Creating art, one LEGO brick at a time

At the Art and Culture Center of Hollywood, the Little children Tatum and Marley, 4, and Dakota, 2 — saw their favorite toy transformed into works of art. There was a $100 bill, a gray cat and a green man holding up his head — all constructed with thousands of LEGO blocks, all much taller than they were.

“The pencil writing ‘hello’ is the coolest,” said Naomi Eaker, a 6-year-old from Fort Lauderdale.

After “wowing’’ and “oohing’’ over the artwork, the young visitors headed into an adjacent room where tables were topped with thousands of green, blue, red, yellow, black, gray and white LEGO blocks just waiting to be turned into new works.

The Little kids searched through the piles trying to find the right blocks for their creations. After a few minutes, they began building LEGO structures of their own. “You name it, they build it,” said curator of exhibits Jane Hart. Among the many amateur creations: tanks, words, flowers, even a pregnant lady.

That was the intention behind Nathan Sawaya’s artwork.

“Kids find that when they see the work, it opens up the art world for them,” he said. “It transforms what they see as a toy and inspires them to be creative.”

Known as the “Brick Artist,” Sawaya has worked with different mediums but found that people responded best to LEGO blocks — especially children.

He assembled his first LEGO set when he was 5. Thirty-four years later, he has 1.5 million LEGO bricks in his art studio.

As for his favorite piece?

“The next one,” Sawaya said.

Sawaya currently has four exhibits touring the world, and it’s the third time his work has been showcased by the Art and Culture Center of Hollywood. The LEGO exhibit has a significant impact on the number of visitors to the center, Hart said. During the 10-week long exhibition in 2010, 13,000 people visited the museum.

For Naomi’s mom, Tatiana Eaker, 39, who attended the previous exhibitions in 2008 and 2010, the excitement has not worn off.

“It’s interesting to see [Sawaya] come up with new things,” she said.

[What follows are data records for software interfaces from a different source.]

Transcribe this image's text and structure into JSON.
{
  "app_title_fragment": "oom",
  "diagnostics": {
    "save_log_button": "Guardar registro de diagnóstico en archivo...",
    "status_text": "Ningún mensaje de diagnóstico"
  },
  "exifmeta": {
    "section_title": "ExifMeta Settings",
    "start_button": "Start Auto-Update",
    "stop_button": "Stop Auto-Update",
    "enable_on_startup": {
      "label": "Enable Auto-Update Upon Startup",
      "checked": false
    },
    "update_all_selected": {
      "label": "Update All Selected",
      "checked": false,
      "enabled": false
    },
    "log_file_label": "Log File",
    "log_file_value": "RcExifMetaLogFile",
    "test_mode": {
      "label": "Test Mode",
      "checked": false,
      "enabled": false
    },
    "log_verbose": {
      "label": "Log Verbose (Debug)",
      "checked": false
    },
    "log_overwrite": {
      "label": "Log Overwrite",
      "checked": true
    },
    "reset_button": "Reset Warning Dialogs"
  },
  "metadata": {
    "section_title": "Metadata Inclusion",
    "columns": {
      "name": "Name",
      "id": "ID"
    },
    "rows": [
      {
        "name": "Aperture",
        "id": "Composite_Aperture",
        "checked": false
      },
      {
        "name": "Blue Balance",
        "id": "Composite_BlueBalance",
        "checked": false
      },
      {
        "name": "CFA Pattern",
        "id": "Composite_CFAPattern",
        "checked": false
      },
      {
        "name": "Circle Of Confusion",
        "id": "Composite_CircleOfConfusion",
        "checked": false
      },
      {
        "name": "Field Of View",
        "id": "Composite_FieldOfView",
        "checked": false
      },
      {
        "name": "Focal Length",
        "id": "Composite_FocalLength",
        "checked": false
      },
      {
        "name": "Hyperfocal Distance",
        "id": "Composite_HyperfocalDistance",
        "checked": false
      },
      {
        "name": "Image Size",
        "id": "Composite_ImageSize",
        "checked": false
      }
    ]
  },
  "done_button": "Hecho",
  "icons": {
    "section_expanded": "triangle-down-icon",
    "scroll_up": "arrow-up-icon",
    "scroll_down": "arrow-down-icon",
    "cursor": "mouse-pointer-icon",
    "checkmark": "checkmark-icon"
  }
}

Sawaya’s average creation uses between 25,000 and 30,000 blocks. For his largest, a billboard that was 53 feet long and 15 feet high, the artist needed 500,000 blocks.

It takes the artist two to four weeks to create a work. Though typical LEGO creations can be broken apart, Sawaya glues his pieces together.

Sculptures range from commonplace items like crayons, a skateboard and a baseball bat, to abstract concepts. There are also portraits and four skulls on the wall — blue, red, yellow and green.

Sawaya’s most well-known design, Yellow, portrays a man opening up his chest to reveal loose LEGO blocks inside.

And at the Art and Culture Center, it’s drawing raves from the young and the young at heart.

Ruth Schoenfeld, 95, visited with fellow residents of Emerald Park Retirement Center.

“Each piece has its own really beautiful aspect,” she said.